SUPPLIED DATA Start Marker

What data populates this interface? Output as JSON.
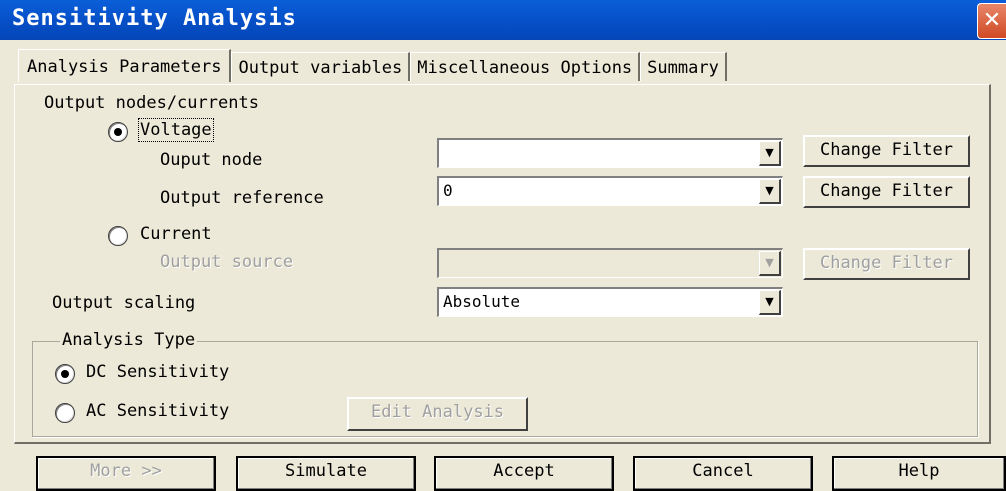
{
  "window": {
    "title": "Sensitivity Analysis",
    "close_glyph": "✕"
  },
  "tabs": [
    {
      "label": "Analysis Parameters"
    },
    {
      "label": "Output variables"
    },
    {
      "label": "Miscellaneous Options"
    },
    {
      "label": "Summary"
    }
  ],
  "output": {
    "section_label": "Output nodes/currents",
    "voltage_label": "Voltage",
    "voltage_selected": true,
    "output_node_label": "Ouput node",
    "output_node_value": "",
    "output_reference_label": "Output reference",
    "output_reference_value": "0",
    "current_label": "Current",
    "current_selected": false,
    "output_source_label": "Output source",
    "output_source_value": "",
    "change_filter_label": "Change Filter",
    "scaling_label": "Output scaling",
    "scaling_value": "Absolute"
  },
  "analysis_type": {
    "group_label": "Analysis Type",
    "dc_label": "DC Sensitivity",
    "dc_selected": true,
    "ac_label": "AC Sensitivity",
    "ac_selected": false,
    "edit_label": "Edit Analysis"
  },
  "footer": {
    "more_label": "More >>",
    "simulate_label": "Simulate",
    "accept_label": "Accept",
    "cancel_label": "Cancel",
    "help_label": "Help"
  },
  "dropdown_glyph": "▼"
}
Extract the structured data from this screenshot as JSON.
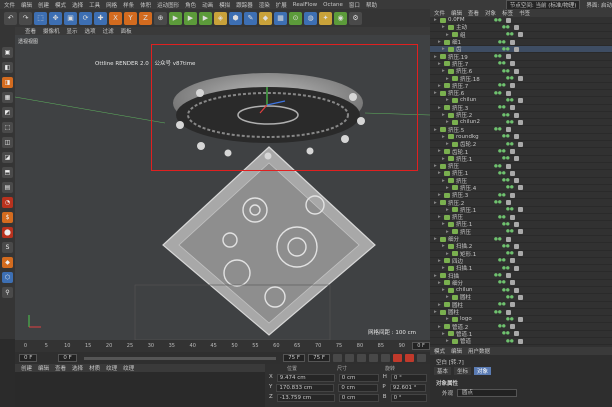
{
  "app": {
    "menu": [
      "文件",
      "编辑",
      "创建",
      "模式",
      "选择",
      "工具",
      "网格",
      "样条",
      "体积",
      "运动图形",
      "角色",
      "动画",
      "模拟",
      "跟踪器",
      "渲染",
      "扩展",
      "RealFlow",
      "Octane",
      "窗口",
      "帮助"
    ],
    "node_space_label": "节点空间:",
    "node_space_value": "当前 (标准/物理)",
    "interface_label": "界面:",
    "interface_value": "启动"
  },
  "toolbar": {
    "buttons": [
      "↶",
      "↷",
      "⬚",
      "✥",
      "▣",
      "⟳",
      "✚",
      "X",
      "Y",
      "Z",
      "⊕",
      "▶",
      "▶",
      "▶",
      "◈",
      "⬢",
      "✎",
      "◆",
      "▦",
      "⊙",
      "◍",
      "✦",
      "◉",
      "⚙"
    ]
  },
  "leftbar": {
    "buttons": [
      "▣",
      "◧",
      "◨",
      "▦",
      "◩",
      "⬚",
      "◫",
      "◪",
      "⬒",
      "▤",
      "◔",
      "$",
      "⬤",
      "S",
      "◆",
      "⬡",
      "⚲"
    ]
  },
  "viewport": {
    "menu": [
      "查看",
      "摄像机",
      "显示",
      "选项",
      "过滤",
      "面板"
    ],
    "label": "透视视图",
    "octane_label": "Ottline RENDER 2.0",
    "octane_sub": "公众号 v87time",
    "grid_label": "网格间距 : 100 cm"
  },
  "timeline": {
    "ticks": [
      "0",
      "5",
      "10",
      "15",
      "20",
      "25",
      "30",
      "35",
      "40",
      "45",
      "50",
      "55",
      "60",
      "65",
      "70",
      "75",
      "80",
      "85",
      "90"
    ],
    "end": "0 F"
  },
  "playbar": {
    "current": "0 F",
    "start": "0 F",
    "end": "75 F",
    "end2": "75 F"
  },
  "material": {
    "menu": [
      "创建",
      "编辑",
      "查看",
      "选择",
      "材质",
      "纹理",
      "纹理"
    ]
  },
  "coords": {
    "headers": [
      "位置",
      "尺寸",
      "旋转"
    ],
    "rows": [
      {
        "axis": "X",
        "pos": "9.474 cm",
        "size": "0 cm",
        "rot_axis": "H",
        "rot": "0 °"
      },
      {
        "axis": "Y",
        "pos": "170.833 cm",
        "size": "0 cm",
        "rot_axis": "P",
        "rot": "92.601 °"
      },
      {
        "axis": "Z",
        "pos": "-13.759 cm",
        "size": "0 cm",
        "rot_axis": "B",
        "rot": "0 °"
      }
    ]
  },
  "objects": {
    "menu": [
      "文件",
      "编辑",
      "查看",
      "对象",
      "标签",
      "书签"
    ],
    "rows": [
      {
        "name": "0.0FM",
        "sel": false
      },
      {
        "name": "主动",
        "sel": false
      },
      {
        "name": "组",
        "sel": false
      },
      {
        "name": "细1",
        "sel": false
      },
      {
        "name": "齿",
        "sel": true
      },
      {
        "name": "挤压.19",
        "sel": false
      },
      {
        "name": "挤压.7",
        "sel": false
      },
      {
        "name": "挤压.6",
        "sel": false
      },
      {
        "name": "挤压.18",
        "sel": false
      },
      {
        "name": "挤压.7",
        "sel": false
      },
      {
        "name": "挤压.6",
        "sel": false
      },
      {
        "name": "chilun",
        "sel": false
      },
      {
        "name": "挤压.3",
        "sel": false
      },
      {
        "name": "挤压.2",
        "sel": false
      },
      {
        "name": "chilun2",
        "sel": false
      },
      {
        "name": "挤压.5",
        "sel": false
      },
      {
        "name": "roundkg",
        "sel": false
      },
      {
        "name": "齿轮.2",
        "sel": false
      },
      {
        "name": "齿轮.1",
        "sel": false
      },
      {
        "name": "挤压.1",
        "sel": false
      },
      {
        "name": "挤压",
        "sel": false
      },
      {
        "name": "挤压.1",
        "sel": false
      },
      {
        "name": "挤压",
        "sel": false
      },
      {
        "name": "挤压.4",
        "sel": false
      },
      {
        "name": "挤压.3",
        "sel": false
      },
      {
        "name": "挤压.2",
        "sel": false
      },
      {
        "name": "挤压.1",
        "sel": false
      },
      {
        "name": "挤压",
        "sel": false
      },
      {
        "name": "挤压.1",
        "sel": false
      },
      {
        "name": "挤压",
        "sel": false
      },
      {
        "name": "细分",
        "sel": false
      },
      {
        "name": "扫描.2",
        "sel": false
      },
      {
        "name": "矩形.1",
        "sel": false
      },
      {
        "name": "四边",
        "sel": false
      },
      {
        "name": "扫描.1",
        "sel": false
      },
      {
        "name": "扫描",
        "sel": false
      },
      {
        "name": "细分",
        "sel": false
      },
      {
        "name": "chilun",
        "sel": false
      },
      {
        "name": "圆柱",
        "sel": false
      },
      {
        "name": "圆柱",
        "sel": false
      },
      {
        "name": "圆柱",
        "sel": false
      },
      {
        "name": "logo",
        "sel": false
      },
      {
        "name": "管道.2",
        "sel": false
      },
      {
        "name": "管道.1",
        "sel": false
      },
      {
        "name": "管道",
        "sel": false
      }
    ]
  },
  "attributes": {
    "menu": [
      "模式",
      "编辑",
      "用户数据"
    ],
    "title": "空白 [转.7]",
    "tabs": [
      "基本",
      "坐标",
      "对象"
    ],
    "section": "对象属性",
    "row_label": "外观",
    "row_value": "圆点"
  }
}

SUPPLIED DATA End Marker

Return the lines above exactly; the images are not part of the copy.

What data populates this interface? Output as JSON.
{
  "window": {
    "title": "Sensitivity Analysis",
    "close_glyph": "✕"
  },
  "tabs": [
    {
      "label": "Analysis Parameters"
    },
    {
      "label": "Output variables"
    },
    {
      "label": "Miscellaneous Options"
    },
    {
      "label": "Summary"
    }
  ],
  "output": {
    "section_label": "Output nodes/currents",
    "voltage_label": "Voltage",
    "voltage_selected": true,
    "output_node_label": "Ouput node",
    "output_node_value": "",
    "output_reference_label": "Output reference",
    "output_reference_value": "0",
    "current_label": "Current",
    "current_selected": false,
    "output_source_label": "Output source",
    "output_source_value": "",
    "change_filter_label": "Change Filter",
    "scaling_label": "Output scaling",
    "scaling_value": "Absolute"
  },
  "analysis_type": {
    "group_label": "Analysis Type",
    "dc_label": "DC Sensitivity",
    "dc_selected": true,
    "ac_label": "AC Sensitivity",
    "ac_selected": false,
    "edit_label": "Edit Analysis"
  },
  "footer": {
    "more_label": "More >>",
    "simulate_label": "Simulate",
    "accept_label": "Accept",
    "cancel_label": "Cancel",
    "help_label": "Help"
  },
  "dropdown_glyph": "▼"
}
Extract the structured data from this screenshot as JSON.
{
  "app": {
    "menu": [
      "文件",
      "编辑",
      "创建",
      "模式",
      "选择",
      "工具",
      "网格",
      "样条",
      "体积",
      "运动图形",
      "角色",
      "动画",
      "模拟",
      "跟踪器",
      "渲染",
      "扩展",
      "RealFlow",
      "Octane",
      "窗口",
      "帮助"
    ],
    "node_space_label": "节点空间:",
    "node_space_value": "当前 (标准/物理)",
    "interface_label": "界面:",
    "interface_value": "启动"
  },
  "toolbar": {
    "buttons": [
      "↶",
      "↷",
      "⬚",
      "✥",
      "▣",
      "⟳",
      "✚",
      "X",
      "Y",
      "Z",
      "⊕",
      "▶",
      "▶",
      "▶",
      "◈",
      "⬢",
      "✎",
      "◆",
      "▦",
      "⊙",
      "◍",
      "✦",
      "◉",
      "⚙"
    ]
  },
  "leftbar": {
    "buttons": [
      "▣",
      "◧",
      "◨",
      "▦",
      "◩",
      "⬚",
      "◫",
      "◪",
      "⬒",
      "▤",
      "◔",
      "$",
      "⬤",
      "S",
      "◆",
      "⬡",
      "⚲"
    ]
  },
  "viewport": {
    "menu": [
      "查看",
      "摄像机",
      "显示",
      "选项",
      "过滤",
      "面板"
    ],
    "label": "透视视图",
    "octane_label": "Ottline RENDER 2.0",
    "octane_sub": "公众号 v87time",
    "grid_label": "网格间距 : 100 cm"
  },
  "timeline": {
    "ticks": [
      "0",
      "5",
      "10",
      "15",
      "20",
      "25",
      "30",
      "35",
      "40",
      "45",
      "50",
      "55",
      "60",
      "65",
      "70",
      "75",
      "80",
      "85",
      "90"
    ],
    "end": "0 F"
  },
  "playbar": {
    "current": "0 F",
    "start": "0 F",
    "end": "75 F",
    "end2": "75 F"
  },
  "material": {
    "menu": [
      "创建",
      "编辑",
      "查看",
      "选择",
      "材质",
      "纹理",
      "纹理"
    ]
  },
  "coords": {
    "headers": [
      "位置",
      "尺寸",
      "旋转"
    ],
    "rows": [
      {
        "axis": "X",
        "pos": "9.474 cm",
        "size": "0 cm",
        "rot_axis": "H",
        "rot": "0 °"
      },
      {
        "axis": "Y",
        "pos": "170.833 cm",
        "size": "0 cm",
        "rot_axis": "P",
        "rot": "92.601 °"
      },
      {
        "axis": "Z",
        "pos": "-13.759 cm",
        "size": "0 cm",
        "rot_axis": "B",
        "rot": "0 °"
      }
    ]
  },
  "objects": {
    "menu": [
      "文件",
      "编辑",
      "查看",
      "对象",
      "标签",
      "书签"
    ],
    "rows": [
      {
        "name": "0.0FM",
        "sel": false
      },
      {
        "name": "主动",
        "sel": false
      },
      {
        "name": "组",
        "sel": false
      },
      {
        "name": "细1",
        "sel": false
      },
      {
        "name": "齿",
        "sel": true
      },
      {
        "name": "挤压.19",
        "sel": false
      },
      {
        "name": "挤压.7",
        "sel": false
      },
      {
        "name": "挤压.6",
        "sel": false
      },
      {
        "name": "挤压.18",
        "sel": false
      },
      {
        "name": "挤压.7",
        "sel": false
      },
      {
        "name": "挤压.6",
        "sel": false
      },
      {
        "name": "chilun",
        "sel": false
      },
      {
        "name": "挤压.3",
        "sel": false
      },
      {
        "name": "挤压.2",
        "sel": false
      },
      {
        "name": "chilun2",
        "sel": false
      },
      {
        "name": "挤压.5",
        "sel": false
      },
      {
        "name": "roundkg",
        "sel": false
      },
      {
        "name": "齿轮.2",
        "sel": false
      },
      {
        "name": "齿轮.1",
        "sel": false
      },
      {
        "name": "挤压.1",
        "sel": false
      },
      {
        "name": "挤压",
        "sel": false
      },
      {
        "name": "挤压.1",
        "sel": false
      },
      {
        "name": "挤压",
        "sel": false
      },
      {
        "name": "挤压.4",
        "sel": false
      },
      {
        "name": "挤压.3",
        "sel": false
      },
      {
        "name": "挤压.2",
        "sel": false
      },
      {
        "name": "挤压.1",
        "sel": false
      },
      {
        "name": "挤压",
        "sel": false
      },
      {
        "name": "挤压.1",
        "sel": false
      },
      {
        "name": "挤压",
        "sel": false
      },
      {
        "name": "细分",
        "sel": false
      },
      {
        "name": "扫描.2",
        "sel": false
      },
      {
        "name": "矩形.1",
        "sel": false
      },
      {
        "name": "四边",
        "sel": false
      },
      {
        "name": "扫描.1",
        "sel": false
      },
      {
        "name": "扫描",
        "sel": false
      },
      {
        "name": "细分",
        "sel": false
      },
      {
        "name": "chilun",
        "sel": false
      },
      {
        "name": "圆柱",
        "sel": false
      },
      {
        "name": "圆柱",
        "sel": false
      },
      {
        "name": "圆柱",
        "sel": false
      },
      {
        "name": "logo",
        "sel": false
      },
      {
        "name": "管道.2",
        "sel": false
      },
      {
        "name": "管道.1",
        "sel": false
      },
      {
        "name": "管道",
        "sel": false
      }
    ]
  },
  "attributes": {
    "menu": [
      "模式",
      "编辑",
      "用户数据"
    ],
    "title": "空白 [转.7]",
    "tabs": [
      "基本",
      "坐标",
      "对象"
    ],
    "section": "对象属性",
    "row_label": "外观",
    "row_value": "圆点"
  }
}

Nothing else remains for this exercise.